Finding Work Months After College Graduation

It is a fact that college graduates are finding it difficult to launch their careers. Despite officially lower unemployment numbers, record numbers of Americans are not in the workforce. Moreover, job growth is weak with the best growth occurring in the service sector.

Academics

Should You Transfer to a Different College?

Ideally, students will start and finish their undergraduate work at the same school, enjoying the familiarity, consistency, and the security of attending one school. There is something to be said about student and faculty relationships that are built over four years, what can provide a lifetime of mutually satisfying support.

NCAA Football

College Football Crowns a New National Champion

Tweet Florida State Seminoles Are Champs The Florida State Seminoles are the champions of major college football, winning in stunning fashion on Monday. Its 34 to 31 victory over the

Scholarships

Get Ready for Your College Scholarship Interview

With the cost of higher education as high as it is, students should apply for college scholarships to help defray their expenses. Billions of dollars in college scholarship money is offered every year with awards ranging from one-time gifts of a few hundred dollars to full-ride scholarships at top-notch universities.

Scholarships

College Scholarships: January 2014 Edition

Reducing the cost of higher education begins with you, the student. Filling out a FAFSA form and applying for grant money are important steps in helping to reduce your college costs. Applying for college scholarships can also help your cause, reducing your expenditures further.

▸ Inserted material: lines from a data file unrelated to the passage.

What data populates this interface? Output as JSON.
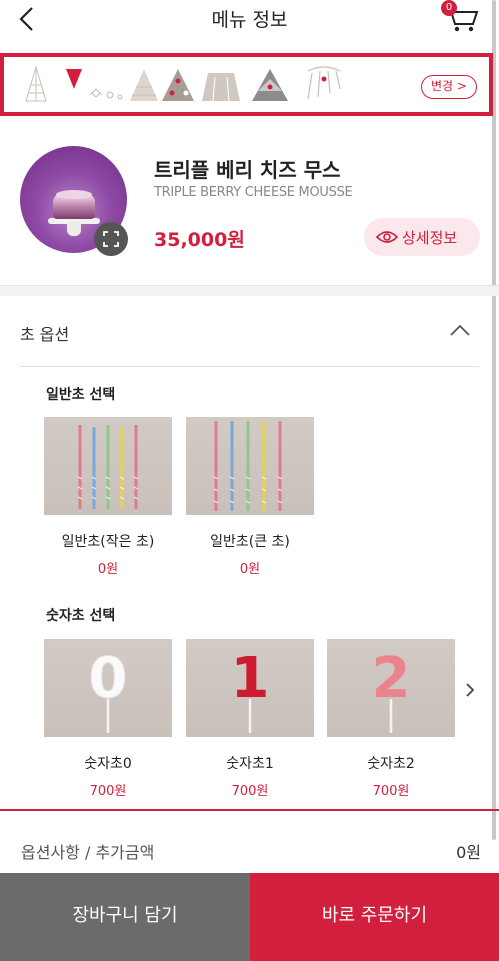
{
  "header": {
    "title": "메뉴 정보",
    "cart_count": "0"
  },
  "banner": {
    "change_label": "변경 >"
  },
  "product": {
    "name": "트리플 베리 치즈 무스",
    "name_en": "TRIPLE BERRY CHEESE MOUSSE",
    "price": "35,000원",
    "detail_label": "상세정보"
  },
  "options": {
    "title": "초 옵션",
    "groups": [
      {
        "title": "일반초 선택",
        "items": [
          {
            "name": "일반초(작은 초)",
            "price": "0원"
          },
          {
            "name": "일반초(큰 초)",
            "price": "0원"
          }
        ]
      },
      {
        "title": "숫자초 선택",
        "items": [
          {
            "name": "숫자초0",
            "price": "700원",
            "digit": "0"
          },
          {
            "name": "숫자초1",
            "price": "700원",
            "digit": "1"
          },
          {
            "name": "숫자초2",
            "price": "700원",
            "digit": "2"
          }
        ]
      }
    ]
  },
  "summary": {
    "label": "옵션사항 / 추가금액",
    "value": "0원"
  },
  "actions": {
    "cart_label": "장바구니 담기",
    "order_label": "바로 주문하기"
  },
  "colors": {
    "accent": "#d11f3d",
    "gray_button": "#6b6b6b"
  }
}
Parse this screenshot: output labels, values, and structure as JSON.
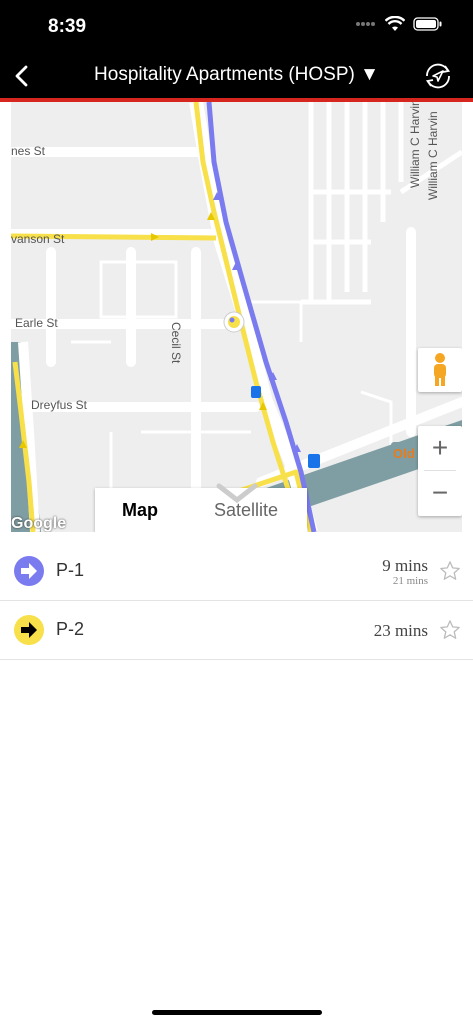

Study Tips

New Study Habits for the New Year

Are you satisfied with your academic progress? Specifically, are your grades where you want them to be? Let’s face it: students with a high grade point average (GPA) stand a better chance of landing a job or receiving grad school acceptance than those with average scores.

Finance

Will This be the Year You Return to College?

When older adults return to college, they’re often labeled as “non-traditional students.” That means these individuals do not fit into the usual 18-24-year-old age category that describes the traditional college student, although not necessarily the “average” college student these days.